Concerns are mounting over the numbers potentially worsening

Published

Official figures reveal more than 500 people have been held in prison for two years despite not being convicted of an offence.

Court delays have seen people remanded in jail who remain unconvicted or sentenced rise to a 14-year high.

Figures reveal 533 prisoners who have not been convicted of an offence have been held for more than two years.
Figures reveal 533 prisoners who have not been convicted of an offence have been held for more than two years.

The figures show a total of 1,777 have been held for longer than a year, and 533 for more than two years.

One of the individuals in question has been charged with drugs supply and a firearms offence, and has been awaiting trial for four years and three months.

HM chief inspector of prisons Charlie Taylor has issued a warning after the emergence of the figures, saying many could be released as soon as they are sentenced due to already serving a significant amount of time behind bars.

He said they may be able to walk free without having any effective rehabilitation or education as remand prisoners are not often afforded the same access to facilities that normal prisoners are.

“They will have in effect served their sentence before they even come to court, and will certainly walk free in prison having spent two years without getting any education without getting any support,” he told The Telegraph.

The situation could worsen as the court case backlog increases.
The situation could worsen as the court case backlog increases.

“People who are either unconvicted or who are released on time served, of which a fair proportion are, they have no support and the danger is that they’ll just get swept back into crime again.

“The concern is that when you’re in remand, you’re not obliged to work or go to education, that often those services are not provided for remand prisoners to the same level that they are for sentenced prisoners.

“There are also things like losing contact with family that help to stop people from reoffending, like having children, having a partner. If relationships break down as a result of that, then then that becomes concerning.

“And for the process of justice, victims of crime don’t get any sense that their case has really been dealt with and witnesses may just fade away and they’re not available.”

Concern remains over the court case backlog as talks between the Ministry of Justice and the Criminal Bar Association continue over pay.

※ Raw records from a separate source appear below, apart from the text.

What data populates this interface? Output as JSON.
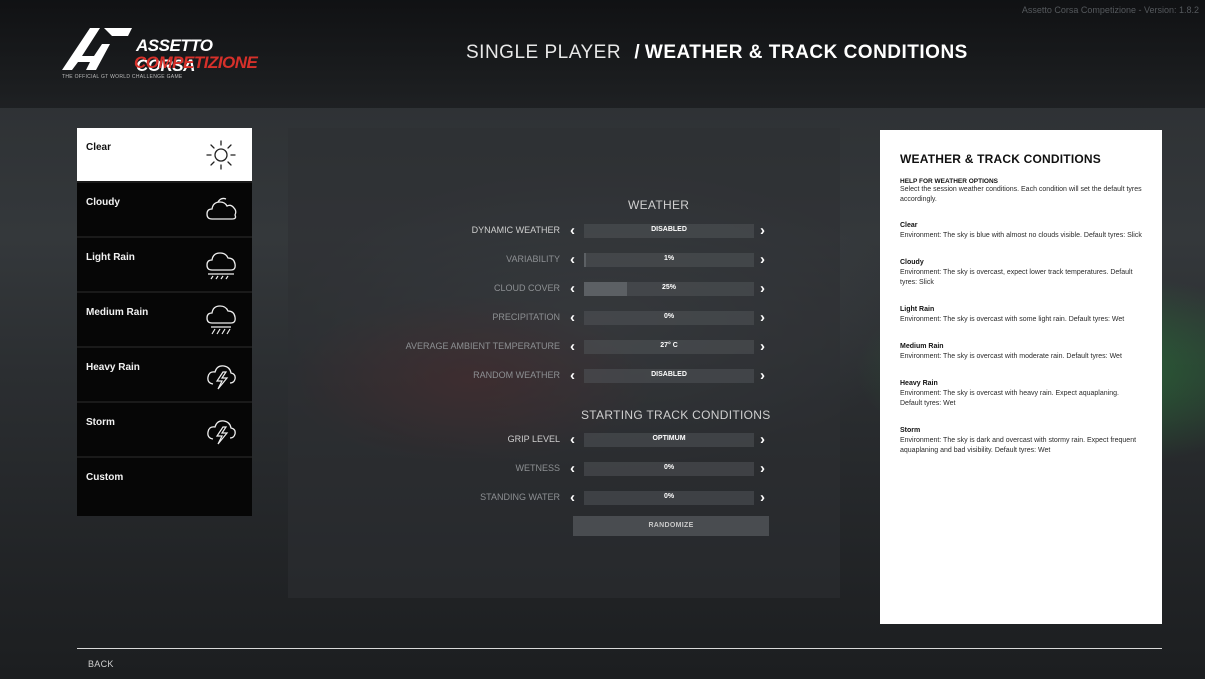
{
  "app": {
    "version": "Assetto Corsa Competizione - Version: 1.8.2",
    "logo_line1": "ASSETTO CORSA",
    "logo_line2": "COMPETIZIONE",
    "logo_tagline": "THE OFFICIAL GT WORLD CHALLENGE GAME"
  },
  "header": {
    "crumb": "SINGLE PLAYER",
    "separator": "/",
    "page": "WEATHER & TRACK CONDITIONS"
  },
  "presets": [
    {
      "label": "Clear",
      "icon": "sun-icon",
      "selected": true
    },
    {
      "label": "Cloudy",
      "icon": "cloud-icon",
      "selected": false
    },
    {
      "label": "Light Rain",
      "icon": "light-rain-icon",
      "selected": false
    },
    {
      "label": "Medium Rain",
      "icon": "medium-rain-icon",
      "selected": false
    },
    {
      "label": "Heavy Rain",
      "icon": "heavy-rain-storm-icon",
      "selected": false
    },
    {
      "label": "Storm",
      "icon": "storm-icon",
      "selected": false
    },
    {
      "label": "Custom",
      "icon": "",
      "selected": false
    }
  ],
  "weather": {
    "title": "WEATHER",
    "rows": [
      {
        "label": "DYNAMIC WEATHER",
        "value": "DISABLED",
        "fill": 0,
        "dim": false
      },
      {
        "label": "VARIABILITY",
        "value": "1%",
        "fill": 0.01,
        "dim": true
      },
      {
        "label": "CLOUD COVER",
        "value": "25%",
        "fill": 0.25,
        "dim": true
      },
      {
        "label": "PRECIPITATION",
        "value": "0%",
        "fill": 0,
        "dim": true
      },
      {
        "label": "AVERAGE AMBIENT TEMPERATURE",
        "value": "27° C",
        "fill": 0,
        "dim": true
      },
      {
        "label": "RANDOM WEATHER",
        "value": "DISABLED",
        "fill": 0,
        "dim": true
      }
    ]
  },
  "track": {
    "title": "STARTING TRACK CONDITIONS",
    "rows": [
      {
        "label": "GRIP LEVEL",
        "value": "OPTIMUM",
        "fill": 0,
        "dim": false
      },
      {
        "label": "WETNESS",
        "value": "0%",
        "fill": 0,
        "dim": true
      },
      {
        "label": "STANDING WATER",
        "value": "0%",
        "fill": 0,
        "dim": true
      }
    ],
    "randomize_label": "RANDOMIZE"
  },
  "help": {
    "title": "WEATHER & TRACK CONDITIONS",
    "intro_title": "HELP FOR WEATHER OPTIONS",
    "intro_text": "Select the session weather conditions. Each condition will set the default tyres accordingly.",
    "entries": [
      {
        "title": "Clear",
        "text": "Environment: The sky is blue with almost no clouds visible. Default tyres: Slick"
      },
      {
        "title": "Cloudy",
        "text": "Environment: The sky is overcast, expect lower track temperatures. Default tyres: Slick"
      },
      {
        "title": "Light Rain",
        "text": "Environment: The sky is overcast with some light rain. Default tyres: Wet"
      },
      {
        "title": "Medium Rain",
        "text": "Environment: The sky is overcast with moderate rain. Default tyres: Wet"
      },
      {
        "title": "Heavy Rain",
        "text": "Environment: The sky is overcast with heavy rain. Expect aquaplaning. Default tyres: Wet"
      },
      {
        "title": "Storm",
        "text": "Environment: The sky is dark and overcast with stormy rain. Expect frequent aquaplaning and bad visibility. Default tyres: Wet"
      }
    ]
  },
  "footer": {
    "back_label": "BACK"
  }
}
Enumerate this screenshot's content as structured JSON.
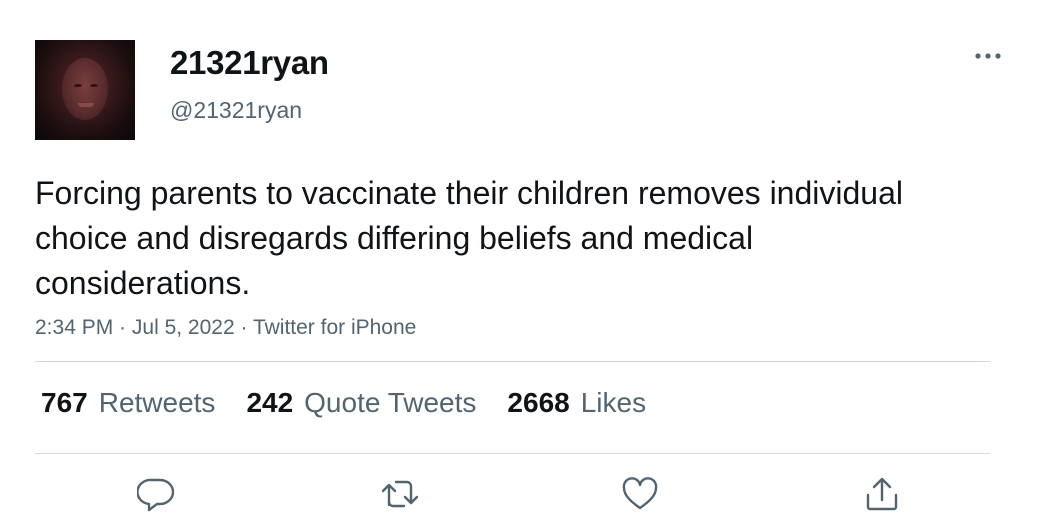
{
  "user": {
    "display_name": "21321ryan",
    "handle": "@21321ryan"
  },
  "tweet": {
    "text": "Forcing parents to vaccinate their children removes individual choice and disregards differing beliefs and medical considerations.",
    "time": "2:34 PM",
    "date": "Jul 5, 2022",
    "source": "Twitter for iPhone",
    "separator": " · "
  },
  "stats": {
    "retweets": {
      "count": "767",
      "label": "Retweets"
    },
    "quote_tweets": {
      "count": "242",
      "label": "Quote Tweets"
    },
    "likes": {
      "count": "2668",
      "label": "Likes"
    }
  },
  "icons": {
    "more": "more-horizontal-icon",
    "reply": "reply-icon",
    "retweet": "retweet-icon",
    "like": "heart-icon",
    "share": "share-icon"
  },
  "colors": {
    "text_primary": "#0f1419",
    "text_secondary": "#536471",
    "divider": "#cfd9de",
    "icon": "#536471"
  }
}
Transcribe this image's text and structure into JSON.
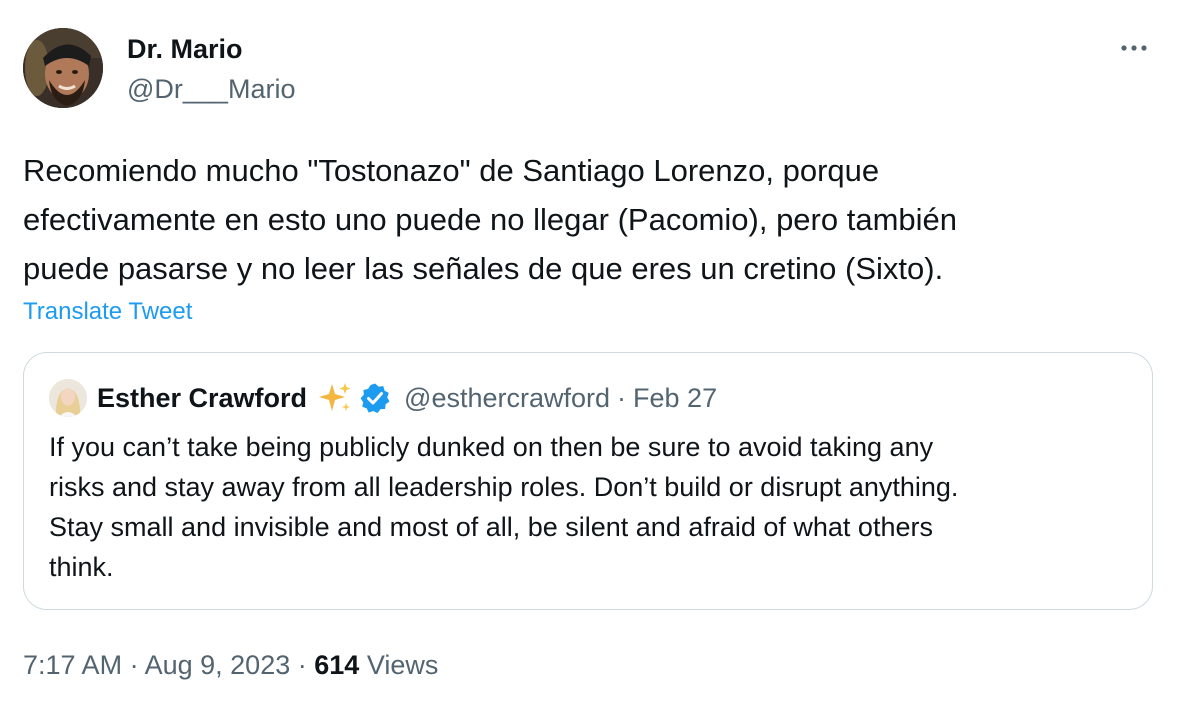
{
  "author": {
    "name": "Dr. Mario",
    "handle": "@Dr___Mario"
  },
  "tweet": {
    "lines": [
      "Recomiendo mucho \"Tostonazo\" de Santiago Lorenzo, porque",
      "efectivamente en esto uno puede no llegar (Pacomio), pero también",
      "puede pasarse y no leer las señales de que eres un cretino (Sixto)."
    ],
    "translate_label": "Translate Tweet"
  },
  "quote": {
    "name": "Esther Crawford",
    "handle": "@esthercrawford",
    "separator": "·",
    "date": "Feb 27",
    "lines": [
      "If you can’t take being publicly dunked on then be sure to avoid taking any",
      "risks and stay away from all leadership roles. Don’t build or disrupt anything.",
      "Stay small and invisible and most of all, be silent and afraid of what others",
      "think."
    ]
  },
  "meta": {
    "time": "7:17 AM",
    "sep1": "·",
    "date": "Aug 9, 2023",
    "sep2": "·",
    "views_count": "614",
    "views_label": "Views"
  },
  "colors": {
    "text": "#0f1419",
    "secondary": "#536471",
    "link": "#1d9bf0",
    "border": "#cfd9de",
    "verified": "#1d9bf0"
  },
  "icons": {
    "more": "more-horizontal-icon",
    "sparkle": "sparkles-icon",
    "verified": "verified-badge-icon"
  }
}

The number of remand prisoners rose dramatically during the Covid pandemic from less than 10,000 in 2019 as trials were stopped to prevent the spread of the virus.